It is now estimated that one out of 110 children has autism, a bio-neurological developmental disability that impacts normal brain development in young children. People with autism have difficulties with communication, cognitive function, and social skills. They often suffer from other medical issues such as allergies, asthma, sleeping disorders, epilepsy, digestive problems, and more.
Boys are four times more likely to be diagnosed with the condition than girls, and race plays no role. Unfortunately, there is no cure for autism. However, much scientific progress is being made. With early intervention and treatment, the symptoms of autism can be greatly reduced.
Along with the rising prevalence of this disorder has come much misinformation and myths surrounding this condition. Here are four common misperceptions concerning autism and the truths behind each one.
For some years it was thought that the mercury in thimerosal, the preservative found in some multi-dose vaccines, was a cause of autism. However, after much scientific study, there is no data to support such a link. At first this theory seemed plausible since the number of children being diagnosed with autism was increasing at the same time that the number of vaccinations children received was also increasing. Research compared the vaccinated children with unvaccinated children or those who received the vaccine in a different, slower form. There was no difference in outcomes. In fact, autism rates have continued to rise since vaccines removed the thimerosal preservative. After much study, it was determined that there is no relationship between autism and vaccines.
While it would be wonderful if a specialized diet could cure autism, the fact is there is no cure. It has been speculated that a gluten-free/casein-free (GFCF) diet may lessen autistic symptoms in some children. Gluten is found in foods containing wheat, barley, and rye. Casein is found in dairy products like milk and cheese. The theory behind this diet is that autistic children may have a high sensitivity or allergy to gluten or casein. The way their bodies process these proteins may exacerbate their symptoms and lead them to act the way they do. Many parents have reported noticeable improvements in their child's autistic symptoms of speech and behavior while on this strict diet. However, studies have been inconclusive, and more research is needed in this area before the medical world deems there to be any concrete findings.
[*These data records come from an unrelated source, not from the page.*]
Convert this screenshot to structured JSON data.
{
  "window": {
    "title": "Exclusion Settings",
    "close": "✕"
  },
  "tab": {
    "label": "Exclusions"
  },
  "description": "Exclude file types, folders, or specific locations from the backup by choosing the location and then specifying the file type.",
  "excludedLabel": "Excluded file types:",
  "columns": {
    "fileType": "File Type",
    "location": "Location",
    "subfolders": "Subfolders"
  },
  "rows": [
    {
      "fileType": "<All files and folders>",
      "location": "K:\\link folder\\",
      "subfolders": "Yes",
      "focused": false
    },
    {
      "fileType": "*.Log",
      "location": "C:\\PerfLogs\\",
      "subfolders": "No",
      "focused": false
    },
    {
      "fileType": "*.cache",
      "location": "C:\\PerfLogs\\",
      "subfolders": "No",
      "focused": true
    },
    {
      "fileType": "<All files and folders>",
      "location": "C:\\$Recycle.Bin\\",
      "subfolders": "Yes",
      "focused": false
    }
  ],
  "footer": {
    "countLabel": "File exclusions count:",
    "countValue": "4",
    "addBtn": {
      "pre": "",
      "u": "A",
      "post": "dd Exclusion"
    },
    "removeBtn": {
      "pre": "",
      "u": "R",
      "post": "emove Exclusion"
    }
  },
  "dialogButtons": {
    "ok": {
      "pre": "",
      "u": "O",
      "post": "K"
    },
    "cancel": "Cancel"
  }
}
It is true that children with autism have difficulty interacting socially. This fact is possibly the defining feature of autism. There are three categories of social problems: socially awkward, socially avoidant, and socially indifferent. The good news is that with special therapy and individualized attention, autistic children can learn to communicate with others and react properly in social situations.
All parents of autistic children want to try every possible treatment for their children. Unfortunately, this may mean trying methods that aren't scientifically proven or that may even be dangerous. A couple examples include holding therapy and chelation therapy. With holding therapy, the parent holds the child for a long period of time with the hopes of bonding with them. The chelation therapy seeks to remove heavy metals such as mercury from the child's body.
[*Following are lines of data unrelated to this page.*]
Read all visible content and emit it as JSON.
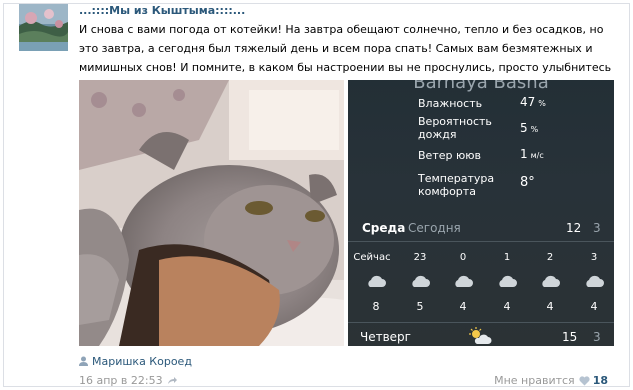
{
  "post": {
    "group_title": "...::::Мы из Кыштыма::::...",
    "text": "И снова с вами погода от котейки! На завтра обещают солнечно, тепло и без осадков, но это завтра, а сегодня был тяжелый день и всем пора спать! Самых вам безмятежных и мимишных снов! И помните, в каком бы настроении вы не проснулись, просто улыбнитесь новому дню!"
  },
  "weather": {
    "header": "Barnaya Basna",
    "rows": [
      {
        "label": "Влажность",
        "value": "47",
        "unit": "%"
      },
      {
        "label": "Вероятность дождя",
        "value": "5",
        "unit": "%"
      },
      {
        "label": "Ветер ююв",
        "value": "1",
        "unit": "м/с"
      },
      {
        "label": "Температура комфорта",
        "value": "8°",
        "unit": ""
      }
    ],
    "day": "Среда",
    "day_sub": "Сегодня",
    "day_high": "12",
    "day_low": "3",
    "hours": [
      "Сейчас",
      "23",
      "0",
      "1",
      "2",
      "3"
    ],
    "temps": [
      "8",
      "5",
      "4",
      "4",
      "4",
      "4"
    ],
    "next_day": "Четверг",
    "next_high": "15",
    "next_low": "3"
  },
  "footer": {
    "author": "Маришка Короед",
    "date": "16 апр в 22:53",
    "like_label": "Мне нравится",
    "like_count": "18"
  },
  "colors": {
    "link": "#2b587a",
    "muted": "#999999",
    "weather_bg": "#283239"
  },
  "icons": [
    "user-icon",
    "share-arrow-icon",
    "heart-icon",
    "cloud-icon",
    "sun-cloud-icon"
  ]
}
This process has been associated with liver and kidney damage, which can be fatal. Whatever treatment or therapy you choose, talk with your child's doctor beforehand and carefully weigh the pros and cons.